● **TASK BRIEF**
Filter the records below and copy every line containing the word "sidda".

● **AVAILABLE DATA**

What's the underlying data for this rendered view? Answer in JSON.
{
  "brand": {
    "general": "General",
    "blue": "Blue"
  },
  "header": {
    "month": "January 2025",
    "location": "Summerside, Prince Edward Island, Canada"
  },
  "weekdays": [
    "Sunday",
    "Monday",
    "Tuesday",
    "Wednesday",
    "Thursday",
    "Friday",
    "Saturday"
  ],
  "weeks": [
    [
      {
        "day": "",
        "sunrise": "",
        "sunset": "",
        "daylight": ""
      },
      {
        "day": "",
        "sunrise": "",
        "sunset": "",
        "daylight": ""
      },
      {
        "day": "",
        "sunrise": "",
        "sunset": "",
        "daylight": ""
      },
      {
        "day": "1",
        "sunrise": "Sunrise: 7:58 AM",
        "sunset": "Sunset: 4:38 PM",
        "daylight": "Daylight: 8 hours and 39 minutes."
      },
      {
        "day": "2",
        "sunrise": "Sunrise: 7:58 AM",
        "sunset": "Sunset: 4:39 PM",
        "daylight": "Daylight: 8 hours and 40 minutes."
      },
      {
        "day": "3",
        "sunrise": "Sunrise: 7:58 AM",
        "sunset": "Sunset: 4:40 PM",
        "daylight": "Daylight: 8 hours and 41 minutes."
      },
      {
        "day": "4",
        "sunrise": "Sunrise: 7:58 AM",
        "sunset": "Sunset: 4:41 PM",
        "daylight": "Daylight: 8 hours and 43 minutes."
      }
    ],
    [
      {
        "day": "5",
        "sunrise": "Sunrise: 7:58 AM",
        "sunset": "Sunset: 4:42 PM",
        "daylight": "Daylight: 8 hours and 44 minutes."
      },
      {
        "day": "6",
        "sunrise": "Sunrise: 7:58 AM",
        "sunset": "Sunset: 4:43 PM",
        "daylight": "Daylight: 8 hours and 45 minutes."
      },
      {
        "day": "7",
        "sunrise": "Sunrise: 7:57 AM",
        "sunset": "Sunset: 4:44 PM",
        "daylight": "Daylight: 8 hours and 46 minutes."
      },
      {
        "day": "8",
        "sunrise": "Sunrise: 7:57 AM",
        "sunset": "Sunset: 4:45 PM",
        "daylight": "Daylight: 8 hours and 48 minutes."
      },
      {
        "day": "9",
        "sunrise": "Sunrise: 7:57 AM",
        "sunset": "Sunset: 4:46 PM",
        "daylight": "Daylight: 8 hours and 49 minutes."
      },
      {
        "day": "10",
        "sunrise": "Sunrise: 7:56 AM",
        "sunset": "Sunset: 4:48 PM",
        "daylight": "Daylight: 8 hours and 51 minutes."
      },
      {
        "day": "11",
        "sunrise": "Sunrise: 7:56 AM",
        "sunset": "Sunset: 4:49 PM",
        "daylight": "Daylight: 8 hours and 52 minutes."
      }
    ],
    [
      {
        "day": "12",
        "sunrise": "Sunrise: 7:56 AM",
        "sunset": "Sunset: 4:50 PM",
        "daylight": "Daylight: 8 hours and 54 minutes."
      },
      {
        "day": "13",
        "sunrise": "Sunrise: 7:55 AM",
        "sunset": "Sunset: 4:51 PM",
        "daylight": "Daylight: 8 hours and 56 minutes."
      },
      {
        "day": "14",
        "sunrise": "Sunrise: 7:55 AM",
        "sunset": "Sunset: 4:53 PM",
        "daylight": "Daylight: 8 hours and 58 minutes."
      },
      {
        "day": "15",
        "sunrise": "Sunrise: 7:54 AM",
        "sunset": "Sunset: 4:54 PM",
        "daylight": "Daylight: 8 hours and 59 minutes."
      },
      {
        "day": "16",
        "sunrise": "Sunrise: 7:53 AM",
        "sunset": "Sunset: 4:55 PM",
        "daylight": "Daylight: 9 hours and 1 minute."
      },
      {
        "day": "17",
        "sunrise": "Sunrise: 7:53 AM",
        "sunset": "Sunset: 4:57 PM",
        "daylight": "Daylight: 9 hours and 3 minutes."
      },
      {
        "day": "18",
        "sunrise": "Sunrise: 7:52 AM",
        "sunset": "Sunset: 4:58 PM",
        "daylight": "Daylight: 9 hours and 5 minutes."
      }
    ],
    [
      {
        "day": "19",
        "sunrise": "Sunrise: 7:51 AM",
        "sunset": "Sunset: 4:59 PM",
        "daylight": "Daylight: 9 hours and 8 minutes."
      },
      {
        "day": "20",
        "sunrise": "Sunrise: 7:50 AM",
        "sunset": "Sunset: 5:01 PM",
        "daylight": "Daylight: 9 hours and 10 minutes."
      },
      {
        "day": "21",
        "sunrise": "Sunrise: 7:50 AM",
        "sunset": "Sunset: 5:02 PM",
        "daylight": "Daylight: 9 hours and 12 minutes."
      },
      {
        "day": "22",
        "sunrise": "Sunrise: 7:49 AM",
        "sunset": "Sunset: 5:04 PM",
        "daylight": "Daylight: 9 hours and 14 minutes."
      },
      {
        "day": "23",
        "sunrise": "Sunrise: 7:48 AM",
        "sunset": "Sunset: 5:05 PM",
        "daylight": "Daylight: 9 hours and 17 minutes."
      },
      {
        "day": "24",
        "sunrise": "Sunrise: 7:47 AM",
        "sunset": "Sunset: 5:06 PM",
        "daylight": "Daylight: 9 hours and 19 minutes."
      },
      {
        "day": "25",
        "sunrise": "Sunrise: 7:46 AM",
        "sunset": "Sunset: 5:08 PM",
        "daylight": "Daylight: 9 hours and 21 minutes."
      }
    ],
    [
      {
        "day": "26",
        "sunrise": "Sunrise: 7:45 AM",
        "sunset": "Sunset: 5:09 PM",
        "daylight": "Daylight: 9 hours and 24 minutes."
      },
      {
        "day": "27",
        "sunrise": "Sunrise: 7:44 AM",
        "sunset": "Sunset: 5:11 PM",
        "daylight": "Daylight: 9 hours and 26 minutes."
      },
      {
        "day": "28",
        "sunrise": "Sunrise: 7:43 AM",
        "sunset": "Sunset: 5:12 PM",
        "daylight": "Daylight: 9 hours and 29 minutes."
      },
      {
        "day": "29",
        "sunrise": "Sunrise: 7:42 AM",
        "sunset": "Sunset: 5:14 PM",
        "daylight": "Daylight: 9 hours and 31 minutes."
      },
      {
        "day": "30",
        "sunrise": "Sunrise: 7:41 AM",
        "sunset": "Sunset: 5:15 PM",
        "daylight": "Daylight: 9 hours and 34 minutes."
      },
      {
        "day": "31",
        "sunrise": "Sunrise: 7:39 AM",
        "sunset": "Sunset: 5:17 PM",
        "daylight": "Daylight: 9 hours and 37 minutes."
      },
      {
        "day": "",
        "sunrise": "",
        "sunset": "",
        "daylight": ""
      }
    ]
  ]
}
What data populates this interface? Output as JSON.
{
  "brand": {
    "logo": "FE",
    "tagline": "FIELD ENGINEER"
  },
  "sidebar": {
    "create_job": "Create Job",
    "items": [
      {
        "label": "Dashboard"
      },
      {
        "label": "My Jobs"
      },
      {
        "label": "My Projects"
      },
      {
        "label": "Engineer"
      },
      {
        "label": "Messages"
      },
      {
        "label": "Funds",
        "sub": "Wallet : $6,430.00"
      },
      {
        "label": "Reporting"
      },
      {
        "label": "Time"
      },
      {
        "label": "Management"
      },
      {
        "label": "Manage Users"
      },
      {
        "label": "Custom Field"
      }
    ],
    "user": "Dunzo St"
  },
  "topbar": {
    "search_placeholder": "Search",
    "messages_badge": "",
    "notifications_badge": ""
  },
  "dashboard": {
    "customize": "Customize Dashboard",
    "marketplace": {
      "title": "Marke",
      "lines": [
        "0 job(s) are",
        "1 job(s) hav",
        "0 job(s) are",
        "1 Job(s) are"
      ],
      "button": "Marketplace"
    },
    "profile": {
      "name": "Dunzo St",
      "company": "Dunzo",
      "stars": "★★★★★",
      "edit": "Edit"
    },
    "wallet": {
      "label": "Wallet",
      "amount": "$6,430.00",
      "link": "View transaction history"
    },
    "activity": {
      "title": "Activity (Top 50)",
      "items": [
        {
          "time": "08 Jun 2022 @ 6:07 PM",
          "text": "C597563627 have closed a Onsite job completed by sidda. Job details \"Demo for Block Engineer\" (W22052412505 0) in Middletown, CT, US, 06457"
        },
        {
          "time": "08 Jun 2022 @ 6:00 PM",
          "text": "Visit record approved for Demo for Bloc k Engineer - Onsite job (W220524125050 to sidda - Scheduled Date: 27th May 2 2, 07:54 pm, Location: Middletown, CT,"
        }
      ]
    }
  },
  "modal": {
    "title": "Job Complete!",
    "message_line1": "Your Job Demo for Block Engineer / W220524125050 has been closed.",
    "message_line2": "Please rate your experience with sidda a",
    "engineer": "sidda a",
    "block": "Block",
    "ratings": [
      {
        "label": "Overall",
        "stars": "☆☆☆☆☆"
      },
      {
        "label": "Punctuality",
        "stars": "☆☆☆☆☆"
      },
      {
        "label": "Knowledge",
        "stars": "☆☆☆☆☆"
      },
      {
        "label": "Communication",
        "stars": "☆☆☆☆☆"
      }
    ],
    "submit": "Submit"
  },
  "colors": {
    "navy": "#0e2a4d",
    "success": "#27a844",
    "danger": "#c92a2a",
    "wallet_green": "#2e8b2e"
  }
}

● **EXERCISE OUTPUT**
          "text": "C597563627 have closed a Onsite job completed by sidda. Job details \"Demo for Block Engineer\" (W22052412505 0) in Middletown, CT, US, 06457"
          "text": "Visit record approved for Demo for Bloc k Engineer - Onsite job (W220524125050 to sidda - Scheduled Date: 27th May 2 2, 07:54 pm, Location: Middletown, CT,"
    "message_line2": "Please rate your experience with sidda a",
    "engineer": "sidda a",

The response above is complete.